Oral mucosa

The oral mucosa is the moist (mucous) membrane covering the inside of the mouth (oral cavity), including the gums. It stretches from the lips, where it is continuous with the skin covering the lips, to the pharynx, a part of the throat behind the mouth. The oral mucosa protects the underlying tissue from e.g. infectious agents and it's involved in salivation.

The oral mucosa histologically composes of three main layers:

  • The epithelium, comprising the layer nearest the oral cavity.
  • The connective tissue layer, forming the tissue beneath the epithelium.
  • The muscle tissue, forming the deepest layer.

The epithelium consists of stratified squamous nonkeratinized epithelium, which in turn is divided into these layers:

  • The stratum superficiale, the layer nearest the oral cavity
  • The stratum spinosum, the thickest layer
  • The stratum basale, the most basal layer, which rests on the basal membrane.

The connective tissue layer mainly consists of connective tissue but also contains blood vessels and immune cells.

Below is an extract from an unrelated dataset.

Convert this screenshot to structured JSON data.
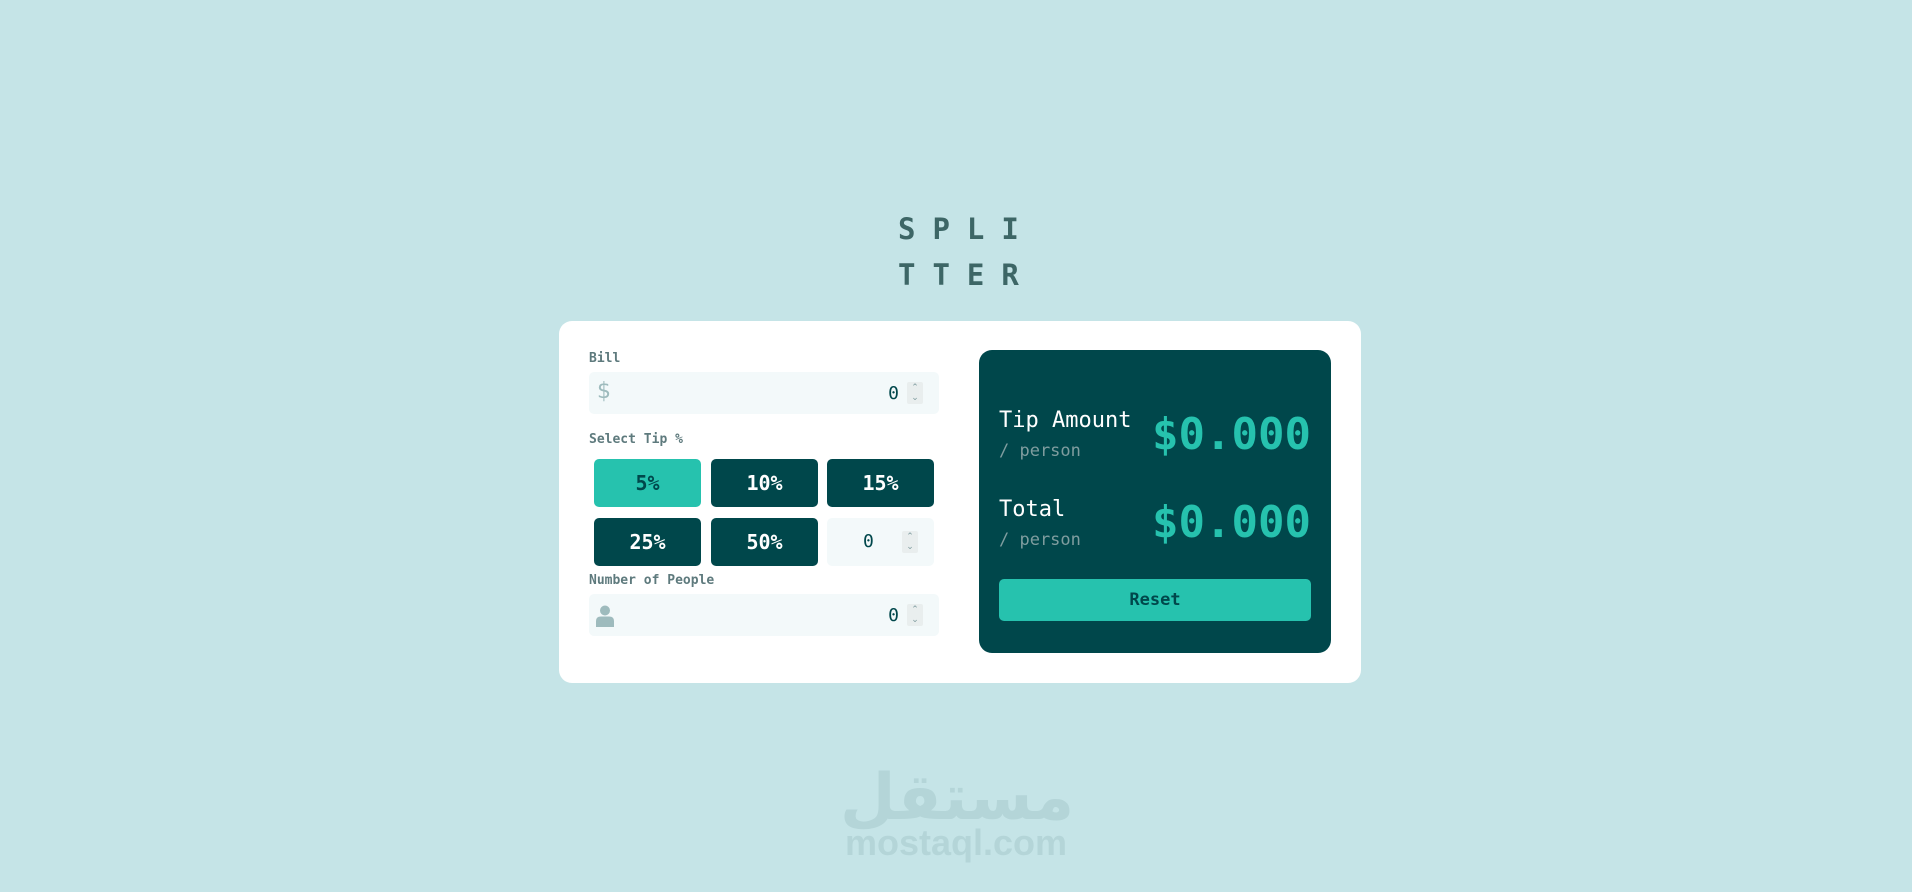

The muscle layer consists of skeletal muscle.

Numerous minor salivary glands are associated with the oral mucosa and the ducts of more distantly located major salivary glands open into the oral cavity through the mucosa.